Dataset rows describing interfaces
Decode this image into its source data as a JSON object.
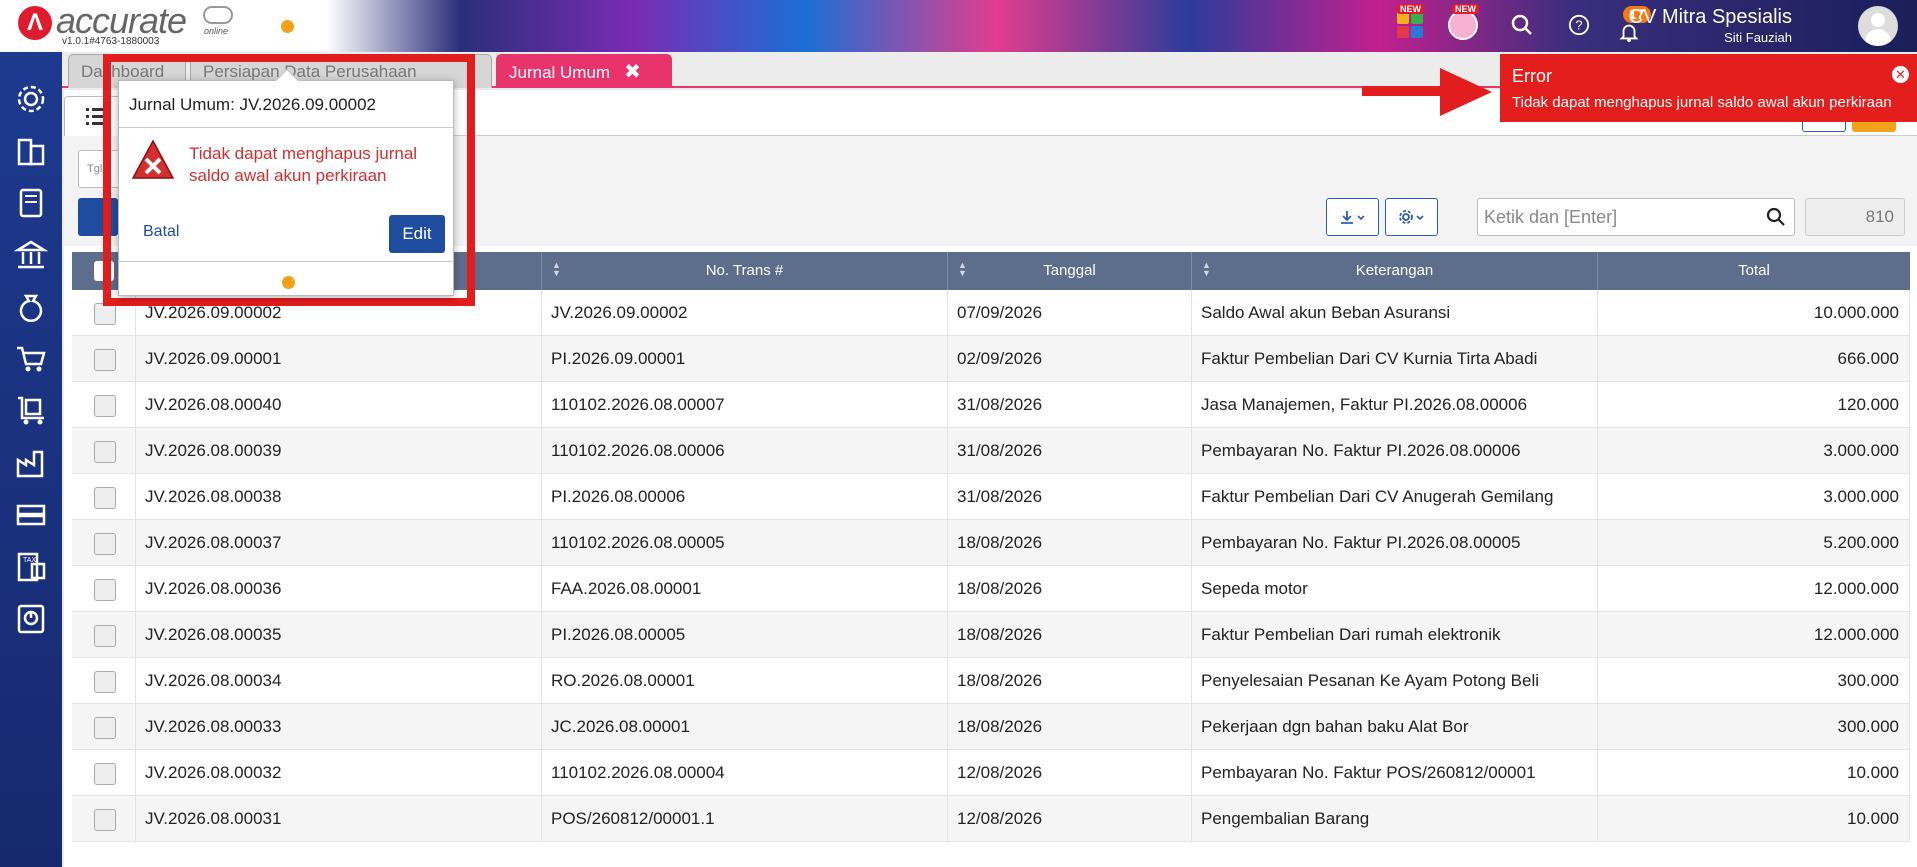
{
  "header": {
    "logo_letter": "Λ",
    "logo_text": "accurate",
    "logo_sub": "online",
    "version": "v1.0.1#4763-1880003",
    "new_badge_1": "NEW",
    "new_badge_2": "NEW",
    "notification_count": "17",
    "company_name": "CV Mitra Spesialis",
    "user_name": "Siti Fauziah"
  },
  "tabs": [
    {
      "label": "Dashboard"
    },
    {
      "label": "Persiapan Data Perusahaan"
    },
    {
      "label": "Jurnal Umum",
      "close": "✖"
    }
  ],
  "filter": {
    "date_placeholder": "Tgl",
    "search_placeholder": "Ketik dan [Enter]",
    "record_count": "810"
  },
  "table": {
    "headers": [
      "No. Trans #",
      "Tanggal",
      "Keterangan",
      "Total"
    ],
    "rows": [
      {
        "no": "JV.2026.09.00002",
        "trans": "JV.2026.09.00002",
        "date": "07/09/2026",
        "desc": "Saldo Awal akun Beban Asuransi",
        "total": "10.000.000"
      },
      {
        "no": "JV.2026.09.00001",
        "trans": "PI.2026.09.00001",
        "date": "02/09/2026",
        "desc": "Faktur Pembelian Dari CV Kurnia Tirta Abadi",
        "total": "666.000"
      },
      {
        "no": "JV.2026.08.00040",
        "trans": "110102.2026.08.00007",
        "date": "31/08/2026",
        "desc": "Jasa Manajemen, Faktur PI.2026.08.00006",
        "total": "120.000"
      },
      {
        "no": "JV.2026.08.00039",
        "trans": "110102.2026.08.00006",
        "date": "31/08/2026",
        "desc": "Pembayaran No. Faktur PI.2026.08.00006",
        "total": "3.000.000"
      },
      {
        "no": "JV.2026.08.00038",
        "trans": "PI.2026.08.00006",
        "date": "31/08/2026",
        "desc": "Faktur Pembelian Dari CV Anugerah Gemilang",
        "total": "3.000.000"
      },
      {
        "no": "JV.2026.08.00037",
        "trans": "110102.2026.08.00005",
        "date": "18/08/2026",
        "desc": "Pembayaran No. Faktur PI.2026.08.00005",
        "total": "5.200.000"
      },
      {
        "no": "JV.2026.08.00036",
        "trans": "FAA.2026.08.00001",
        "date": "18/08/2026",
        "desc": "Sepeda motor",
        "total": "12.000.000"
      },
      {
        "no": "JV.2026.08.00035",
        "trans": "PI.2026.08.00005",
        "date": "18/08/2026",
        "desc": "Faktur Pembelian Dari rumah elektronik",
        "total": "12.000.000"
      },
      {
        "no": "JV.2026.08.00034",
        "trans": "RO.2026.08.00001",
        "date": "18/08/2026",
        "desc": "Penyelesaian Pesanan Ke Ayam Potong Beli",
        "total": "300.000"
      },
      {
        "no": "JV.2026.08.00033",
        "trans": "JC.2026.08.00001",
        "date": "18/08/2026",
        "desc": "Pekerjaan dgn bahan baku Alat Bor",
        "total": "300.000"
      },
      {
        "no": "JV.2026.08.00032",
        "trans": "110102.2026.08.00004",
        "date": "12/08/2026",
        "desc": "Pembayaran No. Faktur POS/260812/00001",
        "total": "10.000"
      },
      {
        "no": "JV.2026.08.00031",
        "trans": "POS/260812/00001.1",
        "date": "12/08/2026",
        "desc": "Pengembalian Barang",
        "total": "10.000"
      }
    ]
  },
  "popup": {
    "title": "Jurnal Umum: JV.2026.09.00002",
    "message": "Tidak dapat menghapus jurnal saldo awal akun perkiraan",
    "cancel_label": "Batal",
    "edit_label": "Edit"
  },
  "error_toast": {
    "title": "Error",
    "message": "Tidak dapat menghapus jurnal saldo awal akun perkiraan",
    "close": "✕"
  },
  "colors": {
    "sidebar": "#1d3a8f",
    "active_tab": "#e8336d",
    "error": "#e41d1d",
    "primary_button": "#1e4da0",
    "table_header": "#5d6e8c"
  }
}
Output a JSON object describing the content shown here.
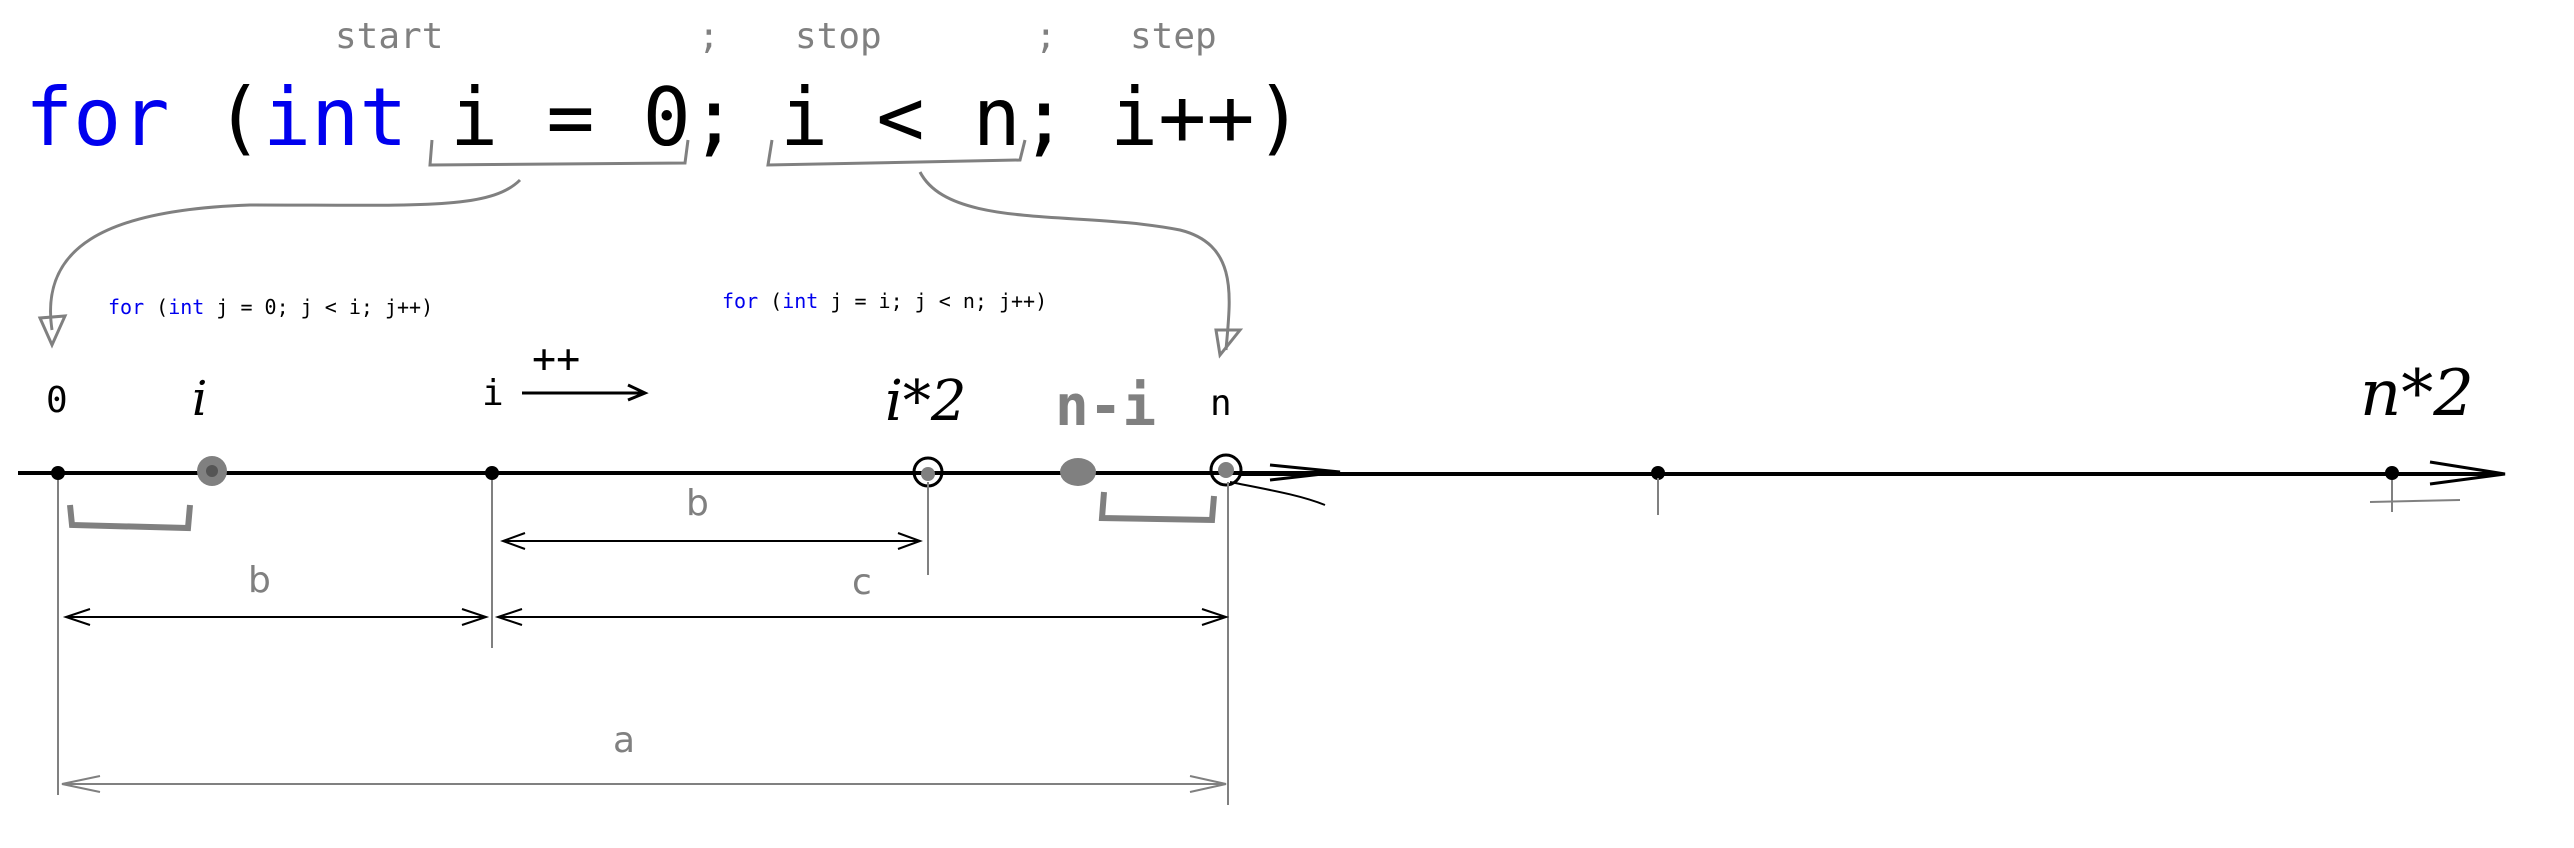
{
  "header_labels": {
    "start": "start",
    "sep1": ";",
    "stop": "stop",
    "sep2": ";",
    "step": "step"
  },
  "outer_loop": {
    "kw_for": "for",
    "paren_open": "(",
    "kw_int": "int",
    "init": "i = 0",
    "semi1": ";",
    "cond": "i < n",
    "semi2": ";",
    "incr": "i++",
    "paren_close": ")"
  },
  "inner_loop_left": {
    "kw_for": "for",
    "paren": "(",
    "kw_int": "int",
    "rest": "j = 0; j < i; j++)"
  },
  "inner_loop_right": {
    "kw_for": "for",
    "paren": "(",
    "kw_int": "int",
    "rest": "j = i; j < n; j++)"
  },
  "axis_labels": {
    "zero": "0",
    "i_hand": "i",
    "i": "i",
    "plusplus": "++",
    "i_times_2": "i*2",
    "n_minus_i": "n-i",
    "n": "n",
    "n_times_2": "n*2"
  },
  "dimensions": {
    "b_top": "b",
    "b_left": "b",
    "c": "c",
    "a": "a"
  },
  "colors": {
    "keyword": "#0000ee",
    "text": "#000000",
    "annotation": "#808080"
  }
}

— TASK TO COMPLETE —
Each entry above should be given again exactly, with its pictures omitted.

— WRITTEN RESPONSE —
Decode this image into its source data as a JSON object.
{
  "header": {
    "logo_letter": "Λ",
    "logo_text": "accurate",
    "logo_sub": "online",
    "version": "v1.0.1#4763-1880003",
    "new_badge_1": "NEW",
    "new_badge_2": "NEW",
    "notification_count": "17",
    "company_name": "CV Mitra Spesialis",
    "user_name": "Siti Fauziah"
  },
  "tabs": [
    {
      "label": "Dashboard"
    },
    {
      "label": "Persiapan Data Perusahaan"
    },
    {
      "label": "Jurnal Umum",
      "close": "✖"
    }
  ],
  "filter": {
    "date_placeholder": "Tgl",
    "search_placeholder": "Ketik dan [Enter]",
    "record_count": "810"
  },
  "table": {
    "headers": [
      "No. Trans #",
      "Tanggal",
      "Keterangan",
      "Total"
    ],
    "rows": [
      {
        "no": "JV.2026.09.00002",
        "trans": "JV.2026.09.00002",
        "date": "07/09/2026",
        "desc": "Saldo Awal akun Beban Asuransi",
        "total": "10.000.000"
      },
      {
        "no": "JV.2026.09.00001",
        "trans": "PI.2026.09.00001",
        "date": "02/09/2026",
        "desc": "Faktur Pembelian Dari CV Kurnia Tirta Abadi",
        "total": "666.000"
      },
      {
        "no": "JV.2026.08.00040",
        "trans": "110102.2026.08.00007",
        "date": "31/08/2026",
        "desc": "Jasa Manajemen, Faktur PI.2026.08.00006",
        "total": "120.000"
      },
      {
        "no": "JV.2026.08.00039",
        "trans": "110102.2026.08.00006",
        "date": "31/08/2026",
        "desc": "Pembayaran No. Faktur PI.2026.08.00006",
        "total": "3.000.000"
      },
      {
        "no": "JV.2026.08.00038",
        "trans": "PI.2026.08.00006",
        "date": "31/08/2026",
        "desc": "Faktur Pembelian Dari CV Anugerah Gemilang",
        "total": "3.000.000"
      },
      {
        "no": "JV.2026.08.00037",
        "trans": "110102.2026.08.00005",
        "date": "18/08/2026",
        "desc": "Pembayaran No. Faktur PI.2026.08.00005",
        "total": "5.200.000"
      },
      {
        "no": "JV.2026.08.00036",
        "trans": "FAA.2026.08.00001",
        "date": "18/08/2026",
        "desc": "Sepeda motor",
        "total": "12.000.000"
      },
      {
        "no": "JV.2026.08.00035",
        "trans": "PI.2026.08.00005",
        "date": "18/08/2026",
        "desc": "Faktur Pembelian Dari rumah elektronik",
        "total": "12.000.000"
      },
      {
        "no": "JV.2026.08.00034",
        "trans": "RO.2026.08.00001",
        "date": "18/08/2026",
        "desc": "Penyelesaian Pesanan Ke Ayam Potong Beli",
        "total": "300.000"
      },
      {
        "no": "JV.2026.08.00033",
        "trans": "JC.2026.08.00001",
        "date": "18/08/2026",
        "desc": "Pekerjaan dgn bahan baku Alat Bor",
        "total": "300.000"
      },
      {
        "no": "JV.2026.08.00032",
        "trans": "110102.2026.08.00004",
        "date": "12/08/2026",
        "desc": "Pembayaran No. Faktur POS/260812/00001",
        "total": "10.000"
      },
      {
        "no": "JV.2026.08.00031",
        "trans": "POS/260812/00001.1",
        "date": "12/08/2026",
        "desc": "Pengembalian Barang",
        "total": "10.000"
      }
    ]
  },
  "popup": {
    "title": "Jurnal Umum: JV.2026.09.00002",
    "message": "Tidak dapat menghapus jurnal saldo awal akun perkiraan",
    "cancel_label": "Batal",
    "edit_label": "Edit"
  },
  "error_toast": {
    "title": "Error",
    "message": "Tidak dapat menghapus jurnal saldo awal akun perkiraan",
    "close": "✕"
  },
  "colors": {
    "sidebar": "#1d3a8f",
    "active_tab": "#e8336d",
    "error": "#e41d1d",
    "primary_button": "#1e4da0",
    "table_header": "#5d6e8c"
  }
}
Output a JSON object describing the content shown here.
{
  "header_labels": {
    "start": "start",
    "sep1": ";",
    "stop": "stop",
    "sep2": ";",
    "step": "step"
  },
  "outer_loop": {
    "kw_for": "for",
    "paren_open": "(",
    "kw_int": "int",
    "init": "i = 0",
    "semi1": ";",
    "cond": "i < n",
    "semi2": ";",
    "incr": "i++",
    "paren_close": ")"
  },
  "inner_loop_left": {
    "kw_for": "for",
    "paren": "(",
    "kw_int": "int",
    "rest": "j = 0; j < i; j++)"
  },
  "inner_loop_right": {
    "kw_for": "for",
    "paren": "(",
    "kw_int": "int",
    "rest": "j = i; j < n; j++)"
  },
  "axis_labels": {
    "zero": "0",
    "i_hand": "i",
    "i": "i",
    "plusplus": "++",
    "i_times_2": "i*2",
    "n_minus_i": "n-i",
    "n": "n",
    "n_times_2": "n*2"
  },
  "dimensions": {
    "b_top": "b",
    "b_left": "b",
    "c": "c",
    "a": "a"
  },
  "colors": {
    "keyword": "#0000ee",
    "text": "#000000",
    "annotation": "#808080"
  }
}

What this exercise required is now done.